* _Exercise instructions_
Find every line of the data below that has "this" in it. Reply with the number only.
*** Opening of Information supplied ***
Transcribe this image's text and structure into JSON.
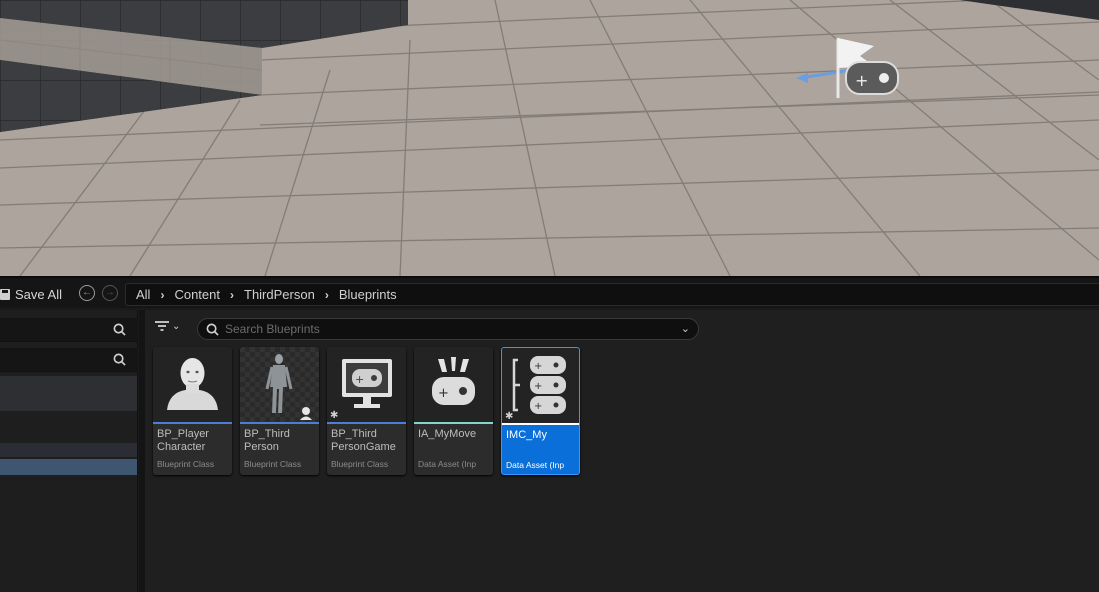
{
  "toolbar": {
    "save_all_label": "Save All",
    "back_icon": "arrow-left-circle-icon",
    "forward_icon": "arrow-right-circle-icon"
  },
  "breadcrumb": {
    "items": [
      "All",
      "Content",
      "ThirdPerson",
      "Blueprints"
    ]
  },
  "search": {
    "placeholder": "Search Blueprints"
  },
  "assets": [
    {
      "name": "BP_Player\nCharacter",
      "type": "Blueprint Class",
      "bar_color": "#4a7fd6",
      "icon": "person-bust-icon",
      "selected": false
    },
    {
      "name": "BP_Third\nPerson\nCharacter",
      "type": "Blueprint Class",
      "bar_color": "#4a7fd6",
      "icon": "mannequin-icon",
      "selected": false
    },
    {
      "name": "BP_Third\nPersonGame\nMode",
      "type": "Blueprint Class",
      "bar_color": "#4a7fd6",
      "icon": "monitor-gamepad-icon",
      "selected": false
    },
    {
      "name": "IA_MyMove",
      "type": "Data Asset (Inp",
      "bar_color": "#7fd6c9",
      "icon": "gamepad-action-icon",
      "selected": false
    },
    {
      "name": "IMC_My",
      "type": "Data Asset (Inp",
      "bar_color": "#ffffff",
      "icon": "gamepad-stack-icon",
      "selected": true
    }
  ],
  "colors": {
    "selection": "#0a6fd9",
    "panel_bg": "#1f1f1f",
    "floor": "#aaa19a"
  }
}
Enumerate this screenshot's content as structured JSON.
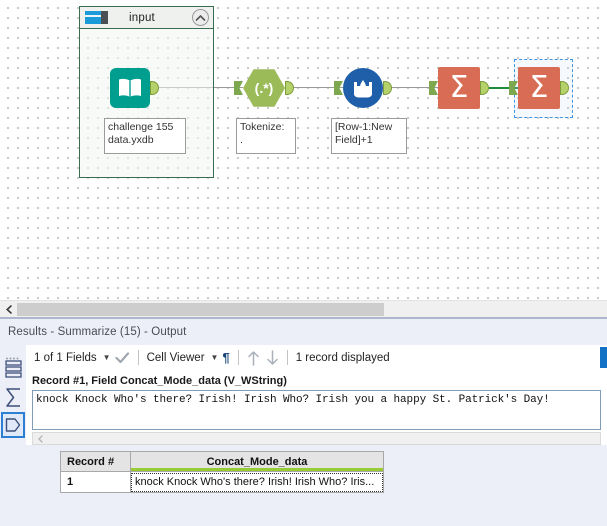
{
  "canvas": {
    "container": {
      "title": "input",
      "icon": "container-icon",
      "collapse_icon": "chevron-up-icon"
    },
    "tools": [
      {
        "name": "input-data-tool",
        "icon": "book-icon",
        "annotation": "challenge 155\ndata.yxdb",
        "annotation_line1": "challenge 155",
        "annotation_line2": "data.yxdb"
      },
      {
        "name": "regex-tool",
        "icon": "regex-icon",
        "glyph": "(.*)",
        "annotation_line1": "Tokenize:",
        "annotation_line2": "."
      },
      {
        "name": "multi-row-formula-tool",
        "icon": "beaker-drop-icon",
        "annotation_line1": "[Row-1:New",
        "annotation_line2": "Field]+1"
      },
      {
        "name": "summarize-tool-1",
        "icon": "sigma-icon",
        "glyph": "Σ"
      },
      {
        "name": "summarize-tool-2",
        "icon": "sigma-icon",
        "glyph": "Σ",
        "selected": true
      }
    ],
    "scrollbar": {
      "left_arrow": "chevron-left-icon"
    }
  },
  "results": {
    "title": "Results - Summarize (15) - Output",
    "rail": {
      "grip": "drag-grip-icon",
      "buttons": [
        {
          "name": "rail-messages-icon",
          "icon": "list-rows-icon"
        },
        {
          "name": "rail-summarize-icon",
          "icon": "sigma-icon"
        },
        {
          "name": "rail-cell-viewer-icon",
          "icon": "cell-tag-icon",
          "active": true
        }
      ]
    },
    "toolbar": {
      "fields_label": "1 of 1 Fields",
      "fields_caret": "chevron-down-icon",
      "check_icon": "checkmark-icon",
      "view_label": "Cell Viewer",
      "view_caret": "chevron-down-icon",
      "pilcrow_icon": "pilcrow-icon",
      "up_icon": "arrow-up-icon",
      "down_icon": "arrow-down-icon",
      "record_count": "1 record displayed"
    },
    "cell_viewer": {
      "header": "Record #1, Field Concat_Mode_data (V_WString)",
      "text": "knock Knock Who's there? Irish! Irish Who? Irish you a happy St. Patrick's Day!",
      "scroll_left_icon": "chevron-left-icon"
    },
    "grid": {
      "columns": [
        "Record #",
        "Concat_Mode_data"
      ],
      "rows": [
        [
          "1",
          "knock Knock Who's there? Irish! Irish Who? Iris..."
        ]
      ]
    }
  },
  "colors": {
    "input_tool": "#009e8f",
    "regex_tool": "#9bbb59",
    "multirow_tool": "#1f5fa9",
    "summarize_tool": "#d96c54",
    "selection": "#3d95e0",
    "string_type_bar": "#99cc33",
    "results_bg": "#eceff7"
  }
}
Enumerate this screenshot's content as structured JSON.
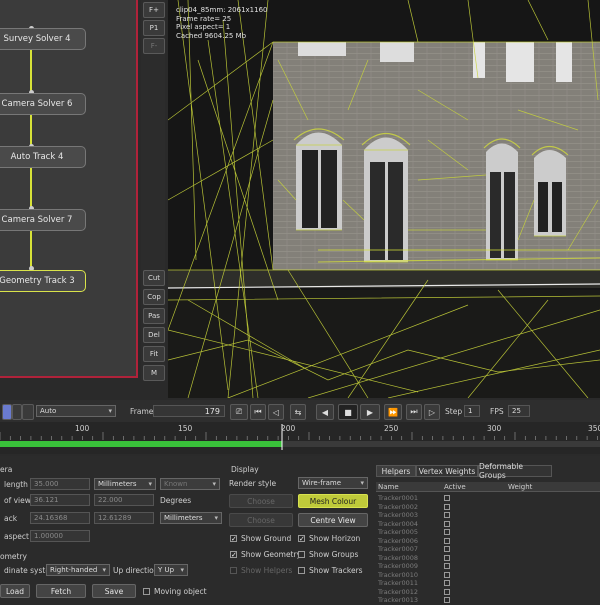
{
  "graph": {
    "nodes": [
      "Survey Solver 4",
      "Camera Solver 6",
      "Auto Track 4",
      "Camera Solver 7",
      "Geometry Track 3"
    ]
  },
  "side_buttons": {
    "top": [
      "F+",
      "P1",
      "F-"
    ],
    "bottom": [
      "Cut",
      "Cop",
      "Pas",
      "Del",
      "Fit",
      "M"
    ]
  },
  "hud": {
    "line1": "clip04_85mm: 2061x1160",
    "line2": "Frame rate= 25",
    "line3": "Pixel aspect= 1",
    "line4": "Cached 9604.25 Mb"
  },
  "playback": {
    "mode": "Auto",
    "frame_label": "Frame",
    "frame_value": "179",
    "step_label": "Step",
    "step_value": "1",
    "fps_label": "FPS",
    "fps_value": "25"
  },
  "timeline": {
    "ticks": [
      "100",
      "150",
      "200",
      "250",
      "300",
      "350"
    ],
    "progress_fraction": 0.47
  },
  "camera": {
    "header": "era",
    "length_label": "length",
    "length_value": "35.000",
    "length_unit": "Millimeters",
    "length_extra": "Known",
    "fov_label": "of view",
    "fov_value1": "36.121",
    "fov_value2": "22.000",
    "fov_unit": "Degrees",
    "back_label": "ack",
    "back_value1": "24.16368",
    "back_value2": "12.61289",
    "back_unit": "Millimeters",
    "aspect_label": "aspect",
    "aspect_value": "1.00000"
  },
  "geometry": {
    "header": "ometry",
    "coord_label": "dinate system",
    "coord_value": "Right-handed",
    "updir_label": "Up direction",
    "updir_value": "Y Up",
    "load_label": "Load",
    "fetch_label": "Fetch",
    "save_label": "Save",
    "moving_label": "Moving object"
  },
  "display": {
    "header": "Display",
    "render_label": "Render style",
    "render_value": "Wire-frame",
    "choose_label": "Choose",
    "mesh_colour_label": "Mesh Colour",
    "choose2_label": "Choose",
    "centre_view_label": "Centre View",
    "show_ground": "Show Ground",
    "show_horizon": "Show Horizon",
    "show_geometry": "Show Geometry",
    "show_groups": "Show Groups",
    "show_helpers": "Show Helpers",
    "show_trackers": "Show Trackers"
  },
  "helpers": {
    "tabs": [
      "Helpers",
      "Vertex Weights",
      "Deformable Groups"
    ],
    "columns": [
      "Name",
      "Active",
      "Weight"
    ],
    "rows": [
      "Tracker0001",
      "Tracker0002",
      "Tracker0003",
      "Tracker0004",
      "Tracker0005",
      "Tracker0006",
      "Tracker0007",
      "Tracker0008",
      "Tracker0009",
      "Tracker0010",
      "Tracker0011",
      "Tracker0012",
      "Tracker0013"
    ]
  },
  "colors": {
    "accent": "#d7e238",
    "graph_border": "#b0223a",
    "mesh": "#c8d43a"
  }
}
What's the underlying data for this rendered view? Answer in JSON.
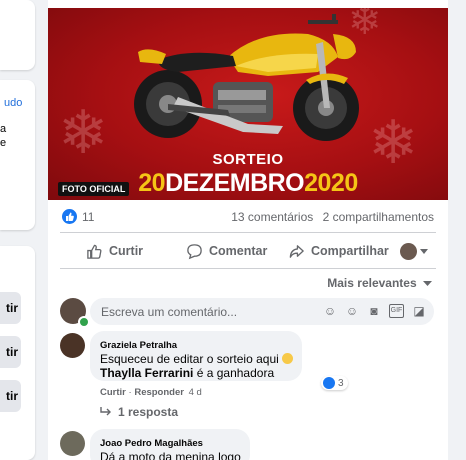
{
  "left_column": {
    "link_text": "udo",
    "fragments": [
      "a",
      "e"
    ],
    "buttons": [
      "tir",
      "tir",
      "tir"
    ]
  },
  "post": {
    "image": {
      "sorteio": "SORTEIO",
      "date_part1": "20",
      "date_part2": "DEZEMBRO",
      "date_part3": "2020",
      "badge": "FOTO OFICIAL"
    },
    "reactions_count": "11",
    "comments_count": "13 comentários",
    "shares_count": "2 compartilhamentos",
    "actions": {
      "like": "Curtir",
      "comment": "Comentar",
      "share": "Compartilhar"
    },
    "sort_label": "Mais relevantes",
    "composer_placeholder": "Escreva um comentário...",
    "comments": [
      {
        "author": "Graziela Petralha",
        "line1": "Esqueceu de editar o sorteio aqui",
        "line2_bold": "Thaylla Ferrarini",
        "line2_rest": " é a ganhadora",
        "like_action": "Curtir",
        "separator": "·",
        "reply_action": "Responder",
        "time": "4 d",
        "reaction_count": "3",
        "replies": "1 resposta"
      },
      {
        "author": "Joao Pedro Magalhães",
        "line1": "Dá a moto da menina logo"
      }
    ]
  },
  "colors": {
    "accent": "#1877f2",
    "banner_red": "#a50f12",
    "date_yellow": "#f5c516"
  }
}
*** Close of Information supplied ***
* _Response below_
4